operation after reports emerged that four of the five people
killed, when an elite unit of US Navy SEALs raided the house
in Pakistan`s Abbottabad, were unarmed - bin Laden among them.
The US should "disclose the supporting facts to allow an
assessment in terms of international human rights law
standards," UN`s special rapporteur on extrajudicial, summary
or arbitrary executions, Christof Heyns, and the special
rapporteur on the promotion and protection of human rights and
fundamental freedoms while countering terrorism, Martin
Scheinin, said in a statement.
"For instance it will be particularly important to know
if the planning of the mission allowed an effort to capture
While "deadly force" is allowed in exceptional cases,
"the norm should be that terrorists should be dealt with as
criminals, through legal process of arrest, trial, and
judicially decided punishment," the two independent
Against this backdrop, they said, the US must be ready to
answer all the questions about its operation.
"It is important to get this into the open."
The US changed its position on how the operation was
carried in a matter of two days, said analysts.
First, US President Barak Obama and Pentagon spoke about
"fire fighting" as well as resistance from inside the
compound, but later, it was revealed that American forces only
came under fire in the first few minutes of the operation.
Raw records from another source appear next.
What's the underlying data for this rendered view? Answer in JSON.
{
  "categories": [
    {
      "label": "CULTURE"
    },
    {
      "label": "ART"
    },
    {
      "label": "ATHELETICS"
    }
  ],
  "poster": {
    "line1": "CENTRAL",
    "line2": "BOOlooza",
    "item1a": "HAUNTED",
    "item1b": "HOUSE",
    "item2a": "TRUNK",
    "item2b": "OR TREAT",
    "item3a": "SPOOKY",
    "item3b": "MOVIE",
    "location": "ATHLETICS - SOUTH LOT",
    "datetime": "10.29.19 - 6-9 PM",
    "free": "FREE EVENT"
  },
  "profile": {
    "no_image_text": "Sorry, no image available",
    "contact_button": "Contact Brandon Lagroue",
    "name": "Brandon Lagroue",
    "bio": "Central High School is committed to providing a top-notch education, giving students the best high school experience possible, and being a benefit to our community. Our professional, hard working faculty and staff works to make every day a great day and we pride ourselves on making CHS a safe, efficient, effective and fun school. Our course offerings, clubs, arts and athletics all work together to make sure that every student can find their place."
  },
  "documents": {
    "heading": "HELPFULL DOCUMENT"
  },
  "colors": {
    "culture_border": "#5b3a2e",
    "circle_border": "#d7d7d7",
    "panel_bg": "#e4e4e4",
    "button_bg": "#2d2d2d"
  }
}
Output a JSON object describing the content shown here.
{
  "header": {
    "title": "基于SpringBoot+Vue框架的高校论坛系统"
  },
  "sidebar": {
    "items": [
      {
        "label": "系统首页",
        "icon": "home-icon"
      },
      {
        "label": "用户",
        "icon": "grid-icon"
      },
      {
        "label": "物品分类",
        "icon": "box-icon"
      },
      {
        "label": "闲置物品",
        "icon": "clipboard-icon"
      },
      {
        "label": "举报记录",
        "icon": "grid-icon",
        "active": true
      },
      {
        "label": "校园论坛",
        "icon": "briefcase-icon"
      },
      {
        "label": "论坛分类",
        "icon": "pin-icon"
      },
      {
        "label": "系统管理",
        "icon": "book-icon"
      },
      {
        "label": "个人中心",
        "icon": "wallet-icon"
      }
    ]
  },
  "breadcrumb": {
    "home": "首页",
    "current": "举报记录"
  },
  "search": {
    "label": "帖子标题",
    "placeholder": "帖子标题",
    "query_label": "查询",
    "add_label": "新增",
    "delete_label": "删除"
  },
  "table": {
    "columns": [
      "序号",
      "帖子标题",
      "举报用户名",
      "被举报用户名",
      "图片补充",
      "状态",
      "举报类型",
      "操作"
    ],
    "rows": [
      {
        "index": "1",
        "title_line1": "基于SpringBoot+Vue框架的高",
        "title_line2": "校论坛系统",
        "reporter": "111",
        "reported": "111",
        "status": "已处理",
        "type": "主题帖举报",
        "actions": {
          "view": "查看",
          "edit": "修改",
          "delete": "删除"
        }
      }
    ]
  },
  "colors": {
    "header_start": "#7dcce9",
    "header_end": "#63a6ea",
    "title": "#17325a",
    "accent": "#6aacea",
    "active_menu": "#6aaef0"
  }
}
The UN Human Rights Commissioner Navanethem Pillay has
also asked the US must provide all the information concerning
the killing of bin Laden but so far there is no response, a
commission official said.